Task to complete :: Copy each line containing "icon" from the listing below.

Data excerpts ::
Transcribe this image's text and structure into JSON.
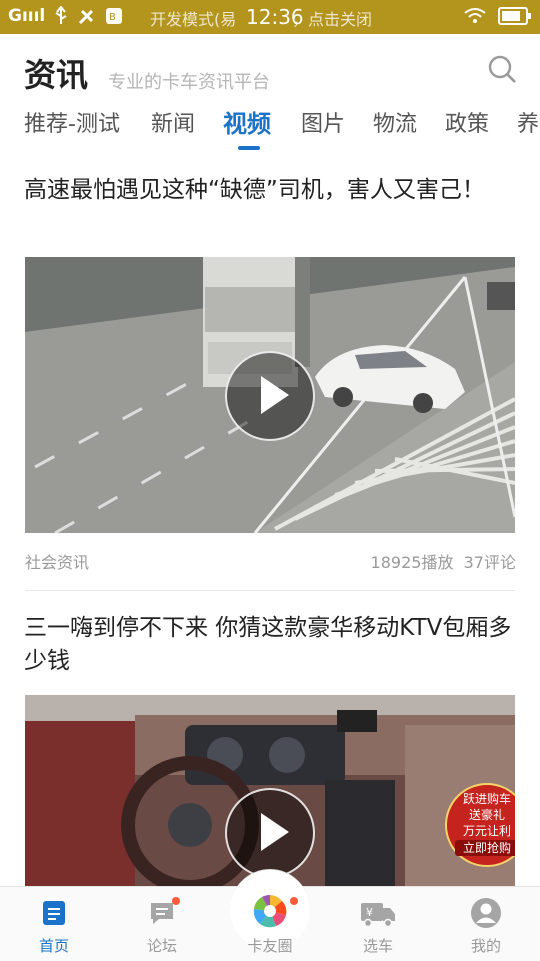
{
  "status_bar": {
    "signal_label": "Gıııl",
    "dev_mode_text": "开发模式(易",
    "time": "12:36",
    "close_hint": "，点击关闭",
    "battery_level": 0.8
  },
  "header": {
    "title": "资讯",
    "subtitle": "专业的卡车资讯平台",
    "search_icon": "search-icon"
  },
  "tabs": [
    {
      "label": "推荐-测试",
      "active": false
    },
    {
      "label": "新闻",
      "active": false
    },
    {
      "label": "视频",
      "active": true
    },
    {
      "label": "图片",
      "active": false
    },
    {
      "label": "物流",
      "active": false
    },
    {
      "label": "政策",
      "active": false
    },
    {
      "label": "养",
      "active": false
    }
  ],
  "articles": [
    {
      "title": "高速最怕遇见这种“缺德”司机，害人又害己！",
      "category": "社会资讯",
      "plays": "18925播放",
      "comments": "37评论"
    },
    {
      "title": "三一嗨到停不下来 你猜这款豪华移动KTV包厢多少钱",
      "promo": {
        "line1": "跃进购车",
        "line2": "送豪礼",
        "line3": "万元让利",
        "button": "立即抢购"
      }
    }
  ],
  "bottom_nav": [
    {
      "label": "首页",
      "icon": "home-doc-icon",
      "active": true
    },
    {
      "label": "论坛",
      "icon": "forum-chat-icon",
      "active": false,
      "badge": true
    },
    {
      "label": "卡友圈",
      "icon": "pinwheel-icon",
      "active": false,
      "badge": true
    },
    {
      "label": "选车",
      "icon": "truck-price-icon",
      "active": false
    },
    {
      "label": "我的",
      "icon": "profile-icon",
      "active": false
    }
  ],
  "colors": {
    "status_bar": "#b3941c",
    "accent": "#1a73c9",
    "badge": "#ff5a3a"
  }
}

Result of the exercise ::
    "search_icon": "search-icon"
      "icon": "home-doc-icon",
      "icon": "forum-chat-icon",
      "icon": "pinwheel-icon",
      "icon": "truck-price-icon",
      "icon": "profile-icon",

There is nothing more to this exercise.